Tuesday, May 21, 2013
The Associated Press
NEW ORLEANS - Randy Moss strolled to the podium on Super Bowl media day -- his 49ers hat tilted slightly to the left, his sleeves rolled up high to reveal a cross tattooed on one arm, a large "R" tattooed on the other.
He carried himself very much like the star he once was.
"I don't know how many questions I'm gonna give you," he barked to reporters before breaking into a smile. "So go ahead."
Then, for the next hour or so, he was the center of attention -- a role he seemed perfectly suited for, even though he kept saying over and over that he just wants to be treated like anyone else.
Moss proclaimed himself "the greatest receiver ever to play this game." He urged all the coaches out there to listen to their players every now and then.
"I'm me," Moss declared. "I just do it my way. That's just how I feel. I don't try to be better than the next man or break any laws or any rules. Nothing like that. But what do I believe in? I believe in myself. That's just the way I've always done it."
Moss was once the NFL's most dominant receiver, but those days are long past. He's 35 now, clearly on the downside of a career that actually seemed over a year ago. After bouncing around to three teams in 2010, he didn't play at all last season. But he wasn't ready to walk away from the sport just yet -- and San Francisco gave him a chance to come back for another shot at the ring.
RAMS: St. Louis decided not to hire Rob Ryan as defensive coordinator and stepped in a new direction by hiring Frank Bush as linebackers coach.
STEELERS: Pittsburgh hired Jack Bicknell Jr. as offensive line coach.

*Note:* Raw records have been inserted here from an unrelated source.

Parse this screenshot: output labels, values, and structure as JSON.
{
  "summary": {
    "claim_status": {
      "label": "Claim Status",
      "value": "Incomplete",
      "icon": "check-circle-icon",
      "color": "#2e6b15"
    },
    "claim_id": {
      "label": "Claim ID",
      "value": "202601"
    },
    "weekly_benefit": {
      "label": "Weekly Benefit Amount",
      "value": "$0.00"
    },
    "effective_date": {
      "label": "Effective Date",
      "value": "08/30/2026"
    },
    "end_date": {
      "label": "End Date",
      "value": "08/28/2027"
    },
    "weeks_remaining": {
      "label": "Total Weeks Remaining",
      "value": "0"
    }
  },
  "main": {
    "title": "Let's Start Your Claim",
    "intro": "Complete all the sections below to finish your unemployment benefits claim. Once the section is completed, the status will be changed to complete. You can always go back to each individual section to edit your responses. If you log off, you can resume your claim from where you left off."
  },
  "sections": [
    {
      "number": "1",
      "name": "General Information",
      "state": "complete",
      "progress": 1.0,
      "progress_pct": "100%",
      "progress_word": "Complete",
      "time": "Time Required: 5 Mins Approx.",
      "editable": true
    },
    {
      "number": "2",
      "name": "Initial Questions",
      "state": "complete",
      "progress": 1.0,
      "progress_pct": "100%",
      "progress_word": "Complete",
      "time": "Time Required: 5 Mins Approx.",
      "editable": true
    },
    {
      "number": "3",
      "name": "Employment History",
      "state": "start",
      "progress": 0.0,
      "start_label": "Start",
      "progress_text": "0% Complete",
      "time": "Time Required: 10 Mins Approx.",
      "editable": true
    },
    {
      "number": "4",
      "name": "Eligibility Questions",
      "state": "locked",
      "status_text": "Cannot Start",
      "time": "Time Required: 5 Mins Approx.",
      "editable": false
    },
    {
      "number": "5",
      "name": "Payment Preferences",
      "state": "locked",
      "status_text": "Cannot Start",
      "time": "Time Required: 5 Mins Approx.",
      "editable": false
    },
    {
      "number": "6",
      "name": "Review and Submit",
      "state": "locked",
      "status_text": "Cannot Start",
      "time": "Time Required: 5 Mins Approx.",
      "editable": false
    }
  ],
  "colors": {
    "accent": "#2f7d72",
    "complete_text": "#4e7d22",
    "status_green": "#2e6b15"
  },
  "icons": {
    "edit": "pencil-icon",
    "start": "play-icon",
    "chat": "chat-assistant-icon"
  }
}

Bicknell, whose father coached at UMaine from 1976-80, replaces Sean Kugler, who left the Steelers following the 2012 season to become head coach at UTEP.
BEARS: Chicago hired former Purdue defensive coordinator Tim Tibesar as its linebackers coach.
BENGALS: Jim Anderson retired after spending the last 29 years as Cincinnati's running backs coach, the longest tenure of any Bengals coach.
A FEDERAL JUDGE in Philadelphia will hear oral arguments in about two months on requests to throw out lawsuits by thousands of former NFL players regarding concussions suffered while playing for the league.